In the meantime a lot of professional players switched to a 16:9 resolution, but “4:3 vs. 16:9” is still a hot discussed topic. Usually an experienced Counter-Strike player has a very good crosshair-placement, so the important stuff on the screen happens around his crosshair. However, we saw some hilarious resolution fails on big competitive tournaments over and over again, where players passed each other without seeing due to the limited field of view with 4:3.
In the end you can say there is no real reason to play with a 4:3 resolution, if your machine is capable of running the game on stable 120+ FPS on your native resolution. On the other hand you could minimize the disadvantage with good crosshair-placement, great timing and experience, if you really prefer the smaller field of view and more frames per second.
Smaller resolution = bigger player models?
Hell, no. Some people still think professional players are using smaller resolutions, because the player models appear bigger. Unfortunately they share this nonsense in several forums without actually testing it. What you see below, is a comparison between 1024×768 and 1920×1080. We overlapped both resolutions to compare the player model size and as you can see there is absolutely no difference.
Why are some people playing with stretched resolutions?
A stretched 4:3 resolution gives you a small visual advantage, because player models appear slightly fatter and small gaps wider on your screen. However, there are always two sides to every coin and if you already tried to stretch your 4:3 resolution, you might noticed a weird mouse feeling. This is the result of enlarging the smaller field of view to fill the whole screen. Your horizontal mouse movement seems faster than your vertical movement due to the distorted resolution – even if an equal mouse movement between both aspect ratios will grant you the exact turn in degrees. You can modify the m_yaw setting to make the X and Y axis 1:1 on a stretched 4:3 resolution, but this step will change your horizontal mouse sensitivity and a probably mess up your muscle memory. You can use our interactive comparisons to check the differences between both aspect ratios and see the advantage of fatter player models.
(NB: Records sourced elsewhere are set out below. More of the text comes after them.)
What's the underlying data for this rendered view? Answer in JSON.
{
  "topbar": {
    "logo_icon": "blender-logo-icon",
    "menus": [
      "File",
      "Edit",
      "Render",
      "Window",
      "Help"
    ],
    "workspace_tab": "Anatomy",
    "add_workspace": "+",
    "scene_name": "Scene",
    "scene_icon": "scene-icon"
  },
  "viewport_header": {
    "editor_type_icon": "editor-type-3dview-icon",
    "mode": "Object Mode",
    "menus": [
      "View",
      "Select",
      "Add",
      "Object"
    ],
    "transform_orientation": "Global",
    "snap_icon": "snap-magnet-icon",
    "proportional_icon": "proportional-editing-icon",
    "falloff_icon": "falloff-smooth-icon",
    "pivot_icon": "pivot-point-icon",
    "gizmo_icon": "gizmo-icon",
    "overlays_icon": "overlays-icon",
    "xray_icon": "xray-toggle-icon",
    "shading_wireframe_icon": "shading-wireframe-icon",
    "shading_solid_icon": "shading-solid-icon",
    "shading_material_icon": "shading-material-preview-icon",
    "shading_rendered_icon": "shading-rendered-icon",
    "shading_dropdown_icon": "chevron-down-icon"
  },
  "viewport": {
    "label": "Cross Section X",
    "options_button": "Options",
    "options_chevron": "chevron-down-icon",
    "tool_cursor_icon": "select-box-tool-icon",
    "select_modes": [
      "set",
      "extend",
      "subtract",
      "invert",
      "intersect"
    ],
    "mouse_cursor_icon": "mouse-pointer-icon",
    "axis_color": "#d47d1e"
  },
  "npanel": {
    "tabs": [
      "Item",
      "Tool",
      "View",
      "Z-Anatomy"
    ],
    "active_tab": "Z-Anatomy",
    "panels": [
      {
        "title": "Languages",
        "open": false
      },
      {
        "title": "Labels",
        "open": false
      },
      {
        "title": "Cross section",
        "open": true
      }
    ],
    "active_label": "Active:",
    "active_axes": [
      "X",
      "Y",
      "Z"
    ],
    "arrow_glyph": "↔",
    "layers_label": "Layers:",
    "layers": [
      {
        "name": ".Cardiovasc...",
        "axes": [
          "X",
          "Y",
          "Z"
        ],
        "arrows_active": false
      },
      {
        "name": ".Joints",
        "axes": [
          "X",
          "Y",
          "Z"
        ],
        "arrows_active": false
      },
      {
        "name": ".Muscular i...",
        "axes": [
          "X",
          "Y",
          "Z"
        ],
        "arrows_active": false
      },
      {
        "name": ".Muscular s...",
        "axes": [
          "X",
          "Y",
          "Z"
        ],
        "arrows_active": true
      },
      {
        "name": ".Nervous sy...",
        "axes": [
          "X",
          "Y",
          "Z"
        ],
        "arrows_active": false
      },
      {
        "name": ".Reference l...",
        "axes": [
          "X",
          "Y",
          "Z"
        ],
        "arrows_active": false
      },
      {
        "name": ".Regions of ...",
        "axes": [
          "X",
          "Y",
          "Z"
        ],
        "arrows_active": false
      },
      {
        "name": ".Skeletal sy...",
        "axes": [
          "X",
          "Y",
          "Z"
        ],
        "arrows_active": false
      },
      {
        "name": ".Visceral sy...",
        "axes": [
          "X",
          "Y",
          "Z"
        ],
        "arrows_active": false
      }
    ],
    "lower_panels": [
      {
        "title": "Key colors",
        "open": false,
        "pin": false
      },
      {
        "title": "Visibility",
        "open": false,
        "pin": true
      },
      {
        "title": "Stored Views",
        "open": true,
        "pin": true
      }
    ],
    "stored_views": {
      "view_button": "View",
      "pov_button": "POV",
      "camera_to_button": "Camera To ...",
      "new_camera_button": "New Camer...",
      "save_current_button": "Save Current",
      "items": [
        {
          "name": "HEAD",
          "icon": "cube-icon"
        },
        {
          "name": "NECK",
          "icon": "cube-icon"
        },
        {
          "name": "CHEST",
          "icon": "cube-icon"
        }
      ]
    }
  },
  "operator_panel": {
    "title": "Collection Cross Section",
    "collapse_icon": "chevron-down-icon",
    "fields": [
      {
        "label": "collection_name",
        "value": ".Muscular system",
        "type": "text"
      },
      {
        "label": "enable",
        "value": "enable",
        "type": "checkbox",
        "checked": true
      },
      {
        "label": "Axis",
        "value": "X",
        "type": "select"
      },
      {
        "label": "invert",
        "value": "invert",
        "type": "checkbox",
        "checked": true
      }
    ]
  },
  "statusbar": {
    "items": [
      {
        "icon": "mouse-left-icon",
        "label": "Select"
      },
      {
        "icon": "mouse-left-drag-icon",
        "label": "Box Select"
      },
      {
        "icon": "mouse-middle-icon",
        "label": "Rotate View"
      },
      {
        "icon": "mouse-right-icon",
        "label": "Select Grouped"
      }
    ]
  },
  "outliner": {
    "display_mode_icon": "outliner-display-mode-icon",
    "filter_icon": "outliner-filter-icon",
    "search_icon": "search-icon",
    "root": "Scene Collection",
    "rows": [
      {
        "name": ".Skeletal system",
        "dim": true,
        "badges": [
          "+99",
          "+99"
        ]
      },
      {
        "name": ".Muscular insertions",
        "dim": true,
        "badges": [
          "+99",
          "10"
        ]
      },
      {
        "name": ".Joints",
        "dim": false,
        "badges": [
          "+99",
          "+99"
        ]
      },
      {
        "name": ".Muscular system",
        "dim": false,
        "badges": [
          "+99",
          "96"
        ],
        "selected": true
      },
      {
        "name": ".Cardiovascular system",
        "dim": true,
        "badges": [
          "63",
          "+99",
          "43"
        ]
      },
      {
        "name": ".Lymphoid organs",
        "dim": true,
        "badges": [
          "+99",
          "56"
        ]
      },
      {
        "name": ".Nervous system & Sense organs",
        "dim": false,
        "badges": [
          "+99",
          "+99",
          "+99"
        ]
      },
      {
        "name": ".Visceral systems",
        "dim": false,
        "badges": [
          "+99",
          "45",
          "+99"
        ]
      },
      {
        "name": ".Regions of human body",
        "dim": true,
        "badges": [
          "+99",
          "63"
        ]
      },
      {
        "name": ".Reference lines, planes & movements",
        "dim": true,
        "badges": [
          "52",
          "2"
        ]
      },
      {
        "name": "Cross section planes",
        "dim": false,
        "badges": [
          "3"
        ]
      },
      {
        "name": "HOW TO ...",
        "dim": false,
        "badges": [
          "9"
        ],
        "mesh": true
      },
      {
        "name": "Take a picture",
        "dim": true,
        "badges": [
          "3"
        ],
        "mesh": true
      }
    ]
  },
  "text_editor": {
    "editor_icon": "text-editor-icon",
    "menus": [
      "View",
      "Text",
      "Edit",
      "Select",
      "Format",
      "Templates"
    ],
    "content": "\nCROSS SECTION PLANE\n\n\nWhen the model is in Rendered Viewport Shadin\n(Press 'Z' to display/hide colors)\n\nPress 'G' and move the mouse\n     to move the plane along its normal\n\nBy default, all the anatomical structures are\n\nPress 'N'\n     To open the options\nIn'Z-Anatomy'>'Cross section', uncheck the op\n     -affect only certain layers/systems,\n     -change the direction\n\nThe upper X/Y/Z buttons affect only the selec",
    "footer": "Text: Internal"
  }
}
|Interactive Comparisons (4:3 Stretched)|
|de_dust2 – Mid Doors||de_dust2 – Model Size|